Hirsch, Lisa. Rubella (German Measles). (Reviewed July 2006). Familydoctor.org. Available online at http://www.kidshealth.org/PageManager.jsp?dn=familydoctor&lic=44&article_set=22917 through http://www.kidshealth.org. Accessed April 2008.

Averhoff F, et al. Adequacy of surveillance to detect endemic rubella transmission in the United States. Clin Infect Dis. 2006; 43 Suppl 3:S151-7. Available online at http://www.medscape.com/medline/abstract through http://www.medscape.com. Accessed April 2008.

(July 9, 2007) Mayo Clinic Staff. Rubella. MayoClinic.com. Available online at http://www.mayoclinic.com/health/rubella/DS00332/DSECTION=1 through http://www.mayoclinic.com. Accessed April 2008.

(June 20, 2007) Centers for Disease Control and Prevention.
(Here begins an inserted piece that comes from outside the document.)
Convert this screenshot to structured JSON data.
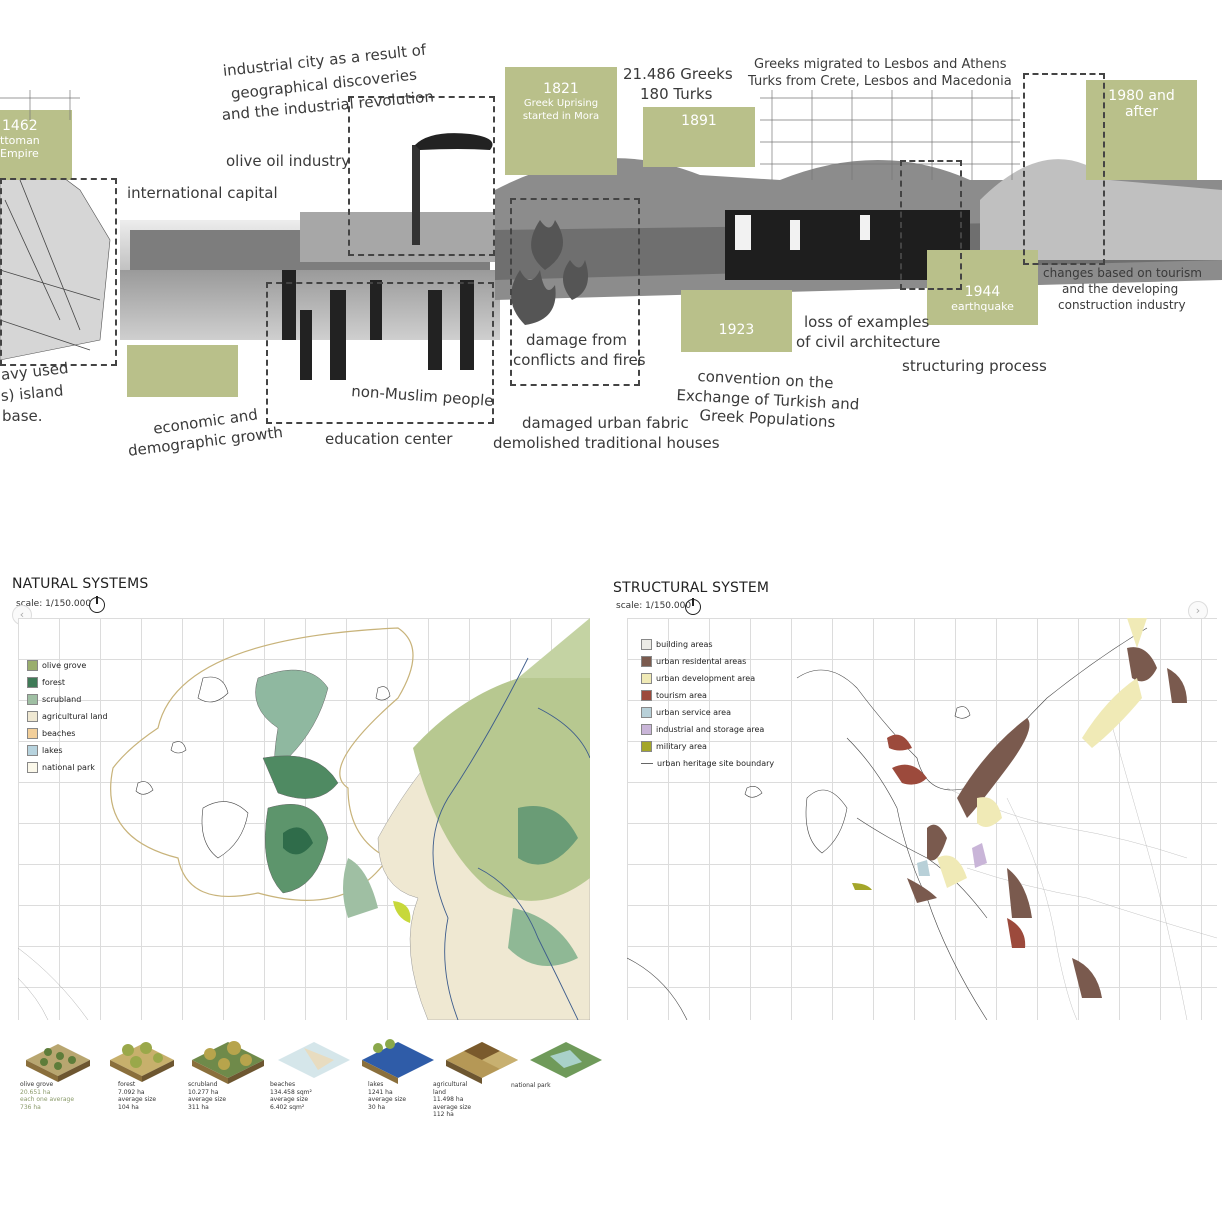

Travelers Health: Yellow Book, Chapter 4: Prevention of Specific Infectious Diseases, Rubella. Available online at http://wwwn.cdc.gov/travel/yellowBookCh4-Rubella.aspx through http://wwwn.cdc.gov. Accessed April 2008.

Jin L, Thomas B. Application of molecular and serological assays to case based investigations of rubella and congenital rubella syndrome. J Med Virol. 2007; 79(7):1017-24. Available online at http://www.medscape.com/medline/abstract/17516526 through http://www.medscape.com. Accessed April 2008.

(Updated May 2007) Centers for Disease Control and Prevention. Guidelines for Vaccinating Pregnant Women. Available online at http://www.cdc.gov/vaccines/pubs/preg-guide.htm#rubella through http://www.cdc.gov. Accessed online April 2008.

Centers for Disease Control and Prevention. MMWR (March 21, 2008) 51(53). Summary of Notifiable Diseases - United States 2006. Available online at http://www.cdc.gov/mmwr/preview/mmwrhtml/mm5553a1.htm through http://www.cdc.gov. Accessed online April 2008.